The assassination of Juvenal Habyarimana sparked the Rwandan genocide in 1994.
Despite several investigations into the crash, the last released in 2012, it remains unclear who ordered Habyarimana’s death. The most widely accepted scenario, which leading Rwanda scholar Gérard Prunier presents in The Rwanda Crisis: History of a Genocide, is that the plane was shot down on the command of Hutu extremists, including members of the opposition CDR and/or the so-called akazu—close associates of the president’s wife Agathe who had long wielded a high degree of power. Among them was Théoneste Bagosora, the army chief of staff, who presided over a “crisis committee” following the crash and is considered to be a key mastermind of the subsequent killings. This version of events presumes Habyarimana’s assassins saw him as a liability to their plans to foil Arusha and commence with the Tutsi extermination—the only way, they believed, to fully guard against a future Tutsi threat.
As Prunier argues, this scenario is supported by several facts. First, warnings of “something big” had been circulating among extremist media in the days before the attack. Second, within 45 minutes of the crash, army-backed militias had established roadblocks around the city and begun to search the houses of political enemies, suggesting their mobilization had been previously planned. According to Prunier, Bagosora even called the U.N. on the night of the crash, described the assassination as a coup, and claimed he and his associates would “save the nation.”
Some witnesses reported seeing white men flee Masaka Hill minutes after the crash

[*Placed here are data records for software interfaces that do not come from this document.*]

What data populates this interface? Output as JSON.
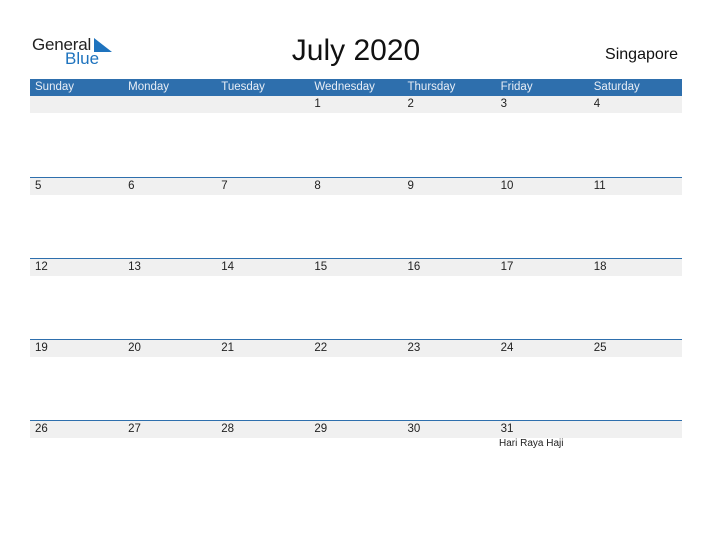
{
  "logo": {
    "line1": "General",
    "line2": "Blue"
  },
  "title": "July 2020",
  "country": "Singapore",
  "weekdays": [
    "Sunday",
    "Monday",
    "Tuesday",
    "Wednesday",
    "Thursday",
    "Friday",
    "Saturday"
  ],
  "weeks": [
    [
      "",
      "",
      "",
      "1",
      "2",
      "3",
      "4"
    ],
    [
      "5",
      "6",
      "7",
      "8",
      "9",
      "10",
      "11"
    ],
    [
      "12",
      "13",
      "14",
      "15",
      "16",
      "17",
      "18"
    ],
    [
      "19",
      "20",
      "21",
      "22",
      "23",
      "24",
      "25"
    ],
    [
      "26",
      "27",
      "28",
      "29",
      "30",
      "31",
      ""
    ]
  ],
  "holidays": [
    {
      "day": "31",
      "name": "Hari Raya Haji"
    }
  ],
  "colors": {
    "accent": "#2e6fad",
    "logo_blue": "#1e73be",
    "row_bg": "#f0f0f0"
  }
}
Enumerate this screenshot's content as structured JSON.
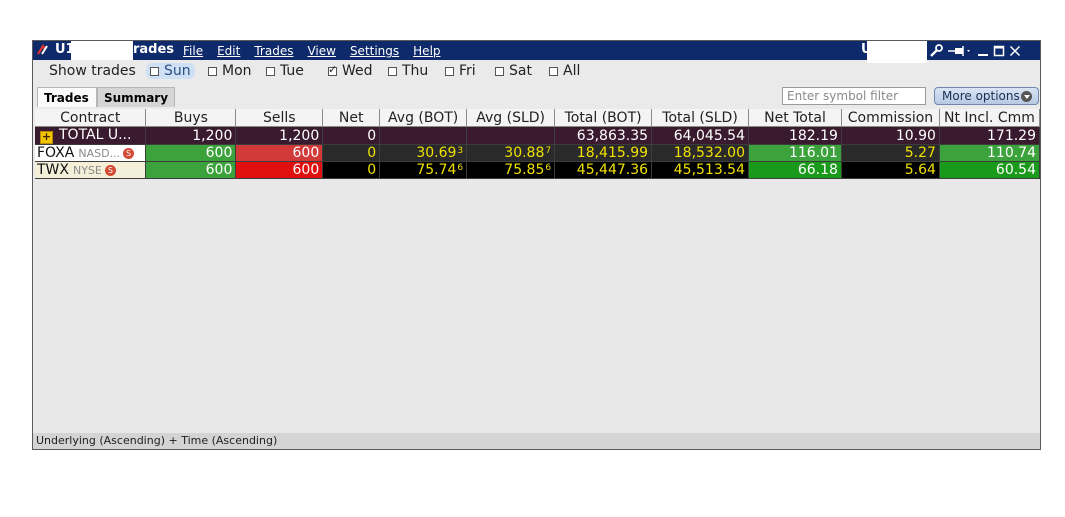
{
  "window": {
    "account_prefix": "U1",
    "title": "rades",
    "account_right": "U",
    "menu": [
      "File",
      "Edit",
      "Trades",
      "View",
      "Settings",
      "Help"
    ]
  },
  "show_trades": {
    "label": "Show trades",
    "days": [
      {
        "label": "Sun",
        "checked": false,
        "highlighted": true
      },
      {
        "label": "Mon",
        "checked": false
      },
      {
        "label": "Tue",
        "checked": false
      },
      {
        "label": "Wed",
        "checked": true
      },
      {
        "label": "Thu",
        "checked": false
      },
      {
        "label": "Fri",
        "checked": false
      },
      {
        "label": "Sat",
        "checked": false
      },
      {
        "label": "All",
        "checked": false
      }
    ]
  },
  "tabs": [
    "Trades",
    "Summary"
  ],
  "filter": {
    "placeholder": "Enter symbol filter"
  },
  "more_options": "More options",
  "table": {
    "columns": [
      "Contract",
      "Buys",
      "Sells",
      "Net",
      "Avg (BOT)",
      "Avg (SLD)",
      "Total (BOT)",
      "Total (SLD)",
      "Net Total",
      "Commission",
      "Nt Incl. Cmm"
    ],
    "rows": [
      {
        "contract": "TOTAL   U...",
        "exchange": "",
        "expandable": true,
        "buys": "1,200",
        "sells": "1,200",
        "net": "0",
        "avg_bot": "",
        "avg_bot_sup": "",
        "avg_sld": "",
        "avg_sld_sup": "",
        "total_bot": "63,863.35",
        "total_sld": "64,045.54",
        "net_total": "182.19",
        "commission": "10.90",
        "nt_incl_cmm": "171.29"
      },
      {
        "contract": "FOXA",
        "exchange": "NASD...",
        "expandable": false,
        "buys": "600",
        "sells": "600",
        "net": "0",
        "avg_bot": "30.69",
        "avg_bot_sup": "3",
        "avg_sld": "30.88",
        "avg_sld_sup": "7",
        "total_bot": "18,415.99",
        "total_sld": "18,532.00",
        "net_total": "116.01",
        "commission": "5.27",
        "nt_incl_cmm": "110.74"
      },
      {
        "contract": "TWX",
        "exchange": "NYSE",
        "expandable": false,
        "buys": "600",
        "sells": "600",
        "net": "0",
        "avg_bot": "75.74",
        "avg_bot_sup": "6",
        "avg_sld": "75.85",
        "avg_sld_sup": "6",
        "total_bot": "45,447.36",
        "total_sld": "45,513.54",
        "net_total": "66.18",
        "commission": "5.64",
        "nt_incl_cmm": "60.54"
      }
    ]
  },
  "status": "Underlying (Ascending)  +  Time (Ascending)",
  "colors": {
    "title_bar": "#0f2a6b",
    "total_row": "#3a1a2e",
    "buy_green": "#3ca33c",
    "sell_red_light": "#d23a3a",
    "sell_red": "#e01010",
    "cell_dark": "#2a2a2a",
    "cell_black": "#000000",
    "text_yellow": "#f0e000",
    "net_green": "#1a9a1a"
  }
}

Finally, witness testimonies and multiple investigations suggest the missiles—probably Russian-made SAM-16s—were fired from either the Rwandan army’s Kanombe barracks or from farther away in the vicinity of Masaka Hill, which was under patrol of the Rwandan Presidential Guard. Some witnesses reported seeing white men flee Masaka Hill minutes after the crash—possibly mercenaries hired to fire the missiles, which required technical knowledge that the Rwandan armed forces lacked.
A second theory, highly controversial in Kigali, blames the assassination on the RPF, which captured power three months later in the war that resumed as the massacres started. Although the RPF had received a favorable settlement at Arusha, proponents of the theory argue, Major General Paul Kagame, its top commander and Rwanda’s current president, ordered Habyarimana’s death to provide grounds for spoiling the cease-fire, and pave the way for an outright military victory.